### TASK OBJECTIVE
Please return each record below exactly, with nothing left out.

====

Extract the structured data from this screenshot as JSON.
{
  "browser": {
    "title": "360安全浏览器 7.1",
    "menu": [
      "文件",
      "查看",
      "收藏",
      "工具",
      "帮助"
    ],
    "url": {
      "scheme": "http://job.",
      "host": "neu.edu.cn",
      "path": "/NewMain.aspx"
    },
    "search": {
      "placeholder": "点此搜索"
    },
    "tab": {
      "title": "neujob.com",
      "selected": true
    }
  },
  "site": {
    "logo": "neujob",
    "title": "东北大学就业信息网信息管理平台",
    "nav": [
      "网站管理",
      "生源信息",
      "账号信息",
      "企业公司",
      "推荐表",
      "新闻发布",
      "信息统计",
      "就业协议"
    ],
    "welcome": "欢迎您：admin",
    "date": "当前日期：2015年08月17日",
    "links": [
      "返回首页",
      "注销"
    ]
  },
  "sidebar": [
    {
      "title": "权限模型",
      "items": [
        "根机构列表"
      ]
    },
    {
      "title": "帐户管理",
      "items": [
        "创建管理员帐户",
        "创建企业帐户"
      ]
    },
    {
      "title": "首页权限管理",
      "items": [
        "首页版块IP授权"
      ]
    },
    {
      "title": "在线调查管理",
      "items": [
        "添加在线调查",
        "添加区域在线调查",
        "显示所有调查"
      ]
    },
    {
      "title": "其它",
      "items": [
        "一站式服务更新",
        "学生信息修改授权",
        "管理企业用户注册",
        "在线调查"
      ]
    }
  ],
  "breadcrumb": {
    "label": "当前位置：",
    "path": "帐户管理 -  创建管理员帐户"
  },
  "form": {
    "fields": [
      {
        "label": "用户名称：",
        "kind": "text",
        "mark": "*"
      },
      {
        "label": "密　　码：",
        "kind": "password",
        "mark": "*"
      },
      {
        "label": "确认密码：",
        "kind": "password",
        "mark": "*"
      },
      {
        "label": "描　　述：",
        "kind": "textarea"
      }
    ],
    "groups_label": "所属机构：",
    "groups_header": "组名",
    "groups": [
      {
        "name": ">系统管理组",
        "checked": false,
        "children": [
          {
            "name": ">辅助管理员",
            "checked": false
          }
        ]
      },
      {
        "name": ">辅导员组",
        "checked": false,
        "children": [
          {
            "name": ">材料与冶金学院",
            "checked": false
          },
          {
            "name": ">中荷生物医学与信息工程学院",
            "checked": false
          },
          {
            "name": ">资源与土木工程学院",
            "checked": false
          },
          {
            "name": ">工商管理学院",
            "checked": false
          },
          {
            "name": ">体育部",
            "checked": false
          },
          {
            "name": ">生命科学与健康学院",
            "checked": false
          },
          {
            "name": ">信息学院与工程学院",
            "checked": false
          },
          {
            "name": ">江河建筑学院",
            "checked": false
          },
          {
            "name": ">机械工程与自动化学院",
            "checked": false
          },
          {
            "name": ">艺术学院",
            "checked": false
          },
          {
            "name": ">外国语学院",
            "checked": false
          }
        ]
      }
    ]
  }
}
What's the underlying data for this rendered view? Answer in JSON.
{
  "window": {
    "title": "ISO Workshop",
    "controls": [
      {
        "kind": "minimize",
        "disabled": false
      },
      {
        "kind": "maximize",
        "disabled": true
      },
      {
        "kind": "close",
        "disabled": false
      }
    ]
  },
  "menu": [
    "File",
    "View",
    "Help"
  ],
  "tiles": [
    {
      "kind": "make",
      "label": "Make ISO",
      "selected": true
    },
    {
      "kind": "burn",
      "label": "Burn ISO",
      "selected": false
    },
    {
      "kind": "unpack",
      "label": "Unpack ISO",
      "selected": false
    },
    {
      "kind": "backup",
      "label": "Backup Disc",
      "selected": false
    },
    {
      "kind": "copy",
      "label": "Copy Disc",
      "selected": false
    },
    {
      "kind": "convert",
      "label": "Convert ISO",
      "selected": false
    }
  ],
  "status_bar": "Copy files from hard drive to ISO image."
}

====

### EXERCISE ANSWER
Extract the structured data from this screenshot as JSON.
{
  "browser": {
    "title": "360安全浏览器 7.1",
    "menu": [
      "文件",
      "查看",
      "收藏",
      "工具",
      "帮助"
    ],
    "url": {
      "scheme": "http://job.",
      "host": "neu.edu.cn",
      "path": "/NewMain.aspx"
    },
    "search": {
      "placeholder": "点此搜索"
    },
    "tab": {
      "title": "neujob.com",
      "selected": true
    }
  },
  "site": {
    "logo": "neujob",
    "title": "东北大学就业信息网信息管理平台",
    "nav": [
      "网站管理",
      "生源信息",
      "账号信息",
      "企业公司",
      "推荐表",
      "新闻发布",
      "信息统计",
      "就业协议"
    ],
    "welcome": "欢迎您：admin",
    "date": "当前日期：2015年08月17日",
    "links": [
      "返回首页",
      "注销"
    ]
  },
  "sidebar": [
    {
      "title": "权限模型",
      "items": [
        "根机构列表"
      ]
    },
    {
      "title": "帐户管理",
      "items": [
        "创建管理员帐户",
        "创建企业帐户"
      ]
    },
    {
      "title": "首页权限管理",
      "items": [
        "首页版块IP授权"
      ]
    },
    {
      "title": "在线调查管理",
      "items": [
        "添加在线调查",
        "添加区域在线调查",
        "显示所有调查"
      ]
    },
    {
      "title": "其它",
      "items": [
        "一站式服务更新",
        "学生信息修改授权",
        "管理企业用户注册",
        "在线调查"
      ]
    }
  ],
  "breadcrumb": {
    "label": "当前位置：",
    "path": "帐户管理 -  创建管理员帐户"
  },
  "form": {
    "fields": [
      {
        "label": "用户名称：",
        "kind": "text",
        "mark": "*"
      },
      {
        "label": "密　　码：",
        "kind": "password",
        "mark": "*"
      },
      {
        "label": "确认密码：",
        "kind": "password",
        "mark": "*"
      },
      {
        "label": "描　　述：",
        "kind": "textarea"
      }
    ],
    "groups_label": "所属机构：",
    "groups_header": "组名",
    "groups": [
      {
        "name": ">系统管理组",
        "checked": false,
        "children": [
          {
            "name": ">辅助管理员",
            "checked": false
          }
        ]
      },
      {
        "name": ">辅导员组",
        "checked": false,
        "children": [
          {
            "name": ">材料与冶金学院",
            "checked": false
          },
          {
            "name": ">中荷生物医学与信息工程学院",
            "checked": false
          },
          {
            "name": ">资源与土木工程学院",
            "checked": false
          },
          {
            "name": ">工商管理学院",
            "checked": false
          },
          {
            "name": ">体育部",
            "checked": false
          },
          {
            "name": ">生命科学与健康学院",
            "checked": false
          },
          {
            "name": ">信息学院与工程学院",
            "checked": false
          },
          {
            "name": ">江河建筑学院",
            "checked": false
          },
          {
            "name": ">机械工程与自动化学院",
            "checked": false
          },
          {
            "name": ">艺术学院",
            "checked": false
          },
          {
            "name": ">外国语学院",
            "checked": false
          }
        ]
      }
    ]
  }
}
What's the underlying data for this rendered view? Answer in JSON.
{
  "window": {
    "title": "ISO Workshop",
    "controls": [
      {
        "kind": "minimize",
        "disabled": false
      },
      {
        "kind": "maximize",
        "disabled": true
      },
      {
        "kind": "close",
        "disabled": false
      }
    ]
  },
  "menu": [
    "File",
    "View",
    "Help"
  ],
  "tiles": [
    {
      "kind": "make",
      "label": "Make ISO",
      "selected": true
    },
    {
      "kind": "burn",
      "label": "Burn ISO",
      "selected": false
    },
    {
      "kind": "unpack",
      "label": "Unpack ISO",
      "selected": false
    },
    {
      "kind": "backup",
      "label": "Backup Disc",
      "selected": false
    },
    {
      "kind": "copy",
      "label": "Copy Disc",
      "selected": false
    },
    {
      "kind": "convert",
      "label": "Convert ISO",
      "selected": false
    }
  ],
  "status_bar": "Copy files from hard drive to ISO image."
}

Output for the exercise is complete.